Exercise description
Report, as a single number, how many lines of the records contain the word "home".

[Stored items]
──────────────────────────────

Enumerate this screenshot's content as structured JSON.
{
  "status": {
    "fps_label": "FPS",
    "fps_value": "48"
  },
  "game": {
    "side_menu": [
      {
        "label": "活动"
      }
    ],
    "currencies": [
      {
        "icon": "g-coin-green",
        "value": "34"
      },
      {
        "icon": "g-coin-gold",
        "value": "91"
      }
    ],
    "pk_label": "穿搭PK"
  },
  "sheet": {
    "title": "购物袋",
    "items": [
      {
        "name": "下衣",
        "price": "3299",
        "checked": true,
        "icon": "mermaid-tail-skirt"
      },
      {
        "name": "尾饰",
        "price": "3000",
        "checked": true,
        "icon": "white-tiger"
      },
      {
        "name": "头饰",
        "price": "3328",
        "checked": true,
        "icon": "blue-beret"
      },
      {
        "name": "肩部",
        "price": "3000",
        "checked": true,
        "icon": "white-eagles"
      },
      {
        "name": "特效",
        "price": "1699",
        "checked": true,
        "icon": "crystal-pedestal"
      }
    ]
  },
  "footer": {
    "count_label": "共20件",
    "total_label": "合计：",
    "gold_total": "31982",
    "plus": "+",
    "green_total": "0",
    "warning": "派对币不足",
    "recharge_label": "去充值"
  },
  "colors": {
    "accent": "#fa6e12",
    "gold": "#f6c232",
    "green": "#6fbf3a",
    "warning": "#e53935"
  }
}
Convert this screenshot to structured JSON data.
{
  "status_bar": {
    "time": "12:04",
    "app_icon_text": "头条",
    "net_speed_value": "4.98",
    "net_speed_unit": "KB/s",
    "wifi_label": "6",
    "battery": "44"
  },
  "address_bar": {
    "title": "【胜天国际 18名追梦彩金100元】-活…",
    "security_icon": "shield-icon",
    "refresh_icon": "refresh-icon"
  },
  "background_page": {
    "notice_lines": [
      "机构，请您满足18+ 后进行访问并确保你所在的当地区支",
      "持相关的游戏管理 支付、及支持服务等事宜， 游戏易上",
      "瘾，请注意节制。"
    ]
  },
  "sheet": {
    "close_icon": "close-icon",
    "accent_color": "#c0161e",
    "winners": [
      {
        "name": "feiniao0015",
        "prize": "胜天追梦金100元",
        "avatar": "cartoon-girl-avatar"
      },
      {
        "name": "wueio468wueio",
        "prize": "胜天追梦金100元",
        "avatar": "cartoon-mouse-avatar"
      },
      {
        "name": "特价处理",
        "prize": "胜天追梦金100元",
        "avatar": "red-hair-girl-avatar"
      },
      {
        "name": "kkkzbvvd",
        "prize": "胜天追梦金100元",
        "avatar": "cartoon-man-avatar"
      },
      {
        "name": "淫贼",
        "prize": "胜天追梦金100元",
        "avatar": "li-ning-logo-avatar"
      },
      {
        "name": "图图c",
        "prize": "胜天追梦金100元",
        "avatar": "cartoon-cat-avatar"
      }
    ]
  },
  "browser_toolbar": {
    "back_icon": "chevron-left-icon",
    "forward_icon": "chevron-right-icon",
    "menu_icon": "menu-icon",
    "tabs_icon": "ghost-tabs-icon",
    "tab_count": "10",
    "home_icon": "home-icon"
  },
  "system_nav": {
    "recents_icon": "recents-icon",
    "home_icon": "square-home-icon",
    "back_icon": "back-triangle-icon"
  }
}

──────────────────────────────

Response area
2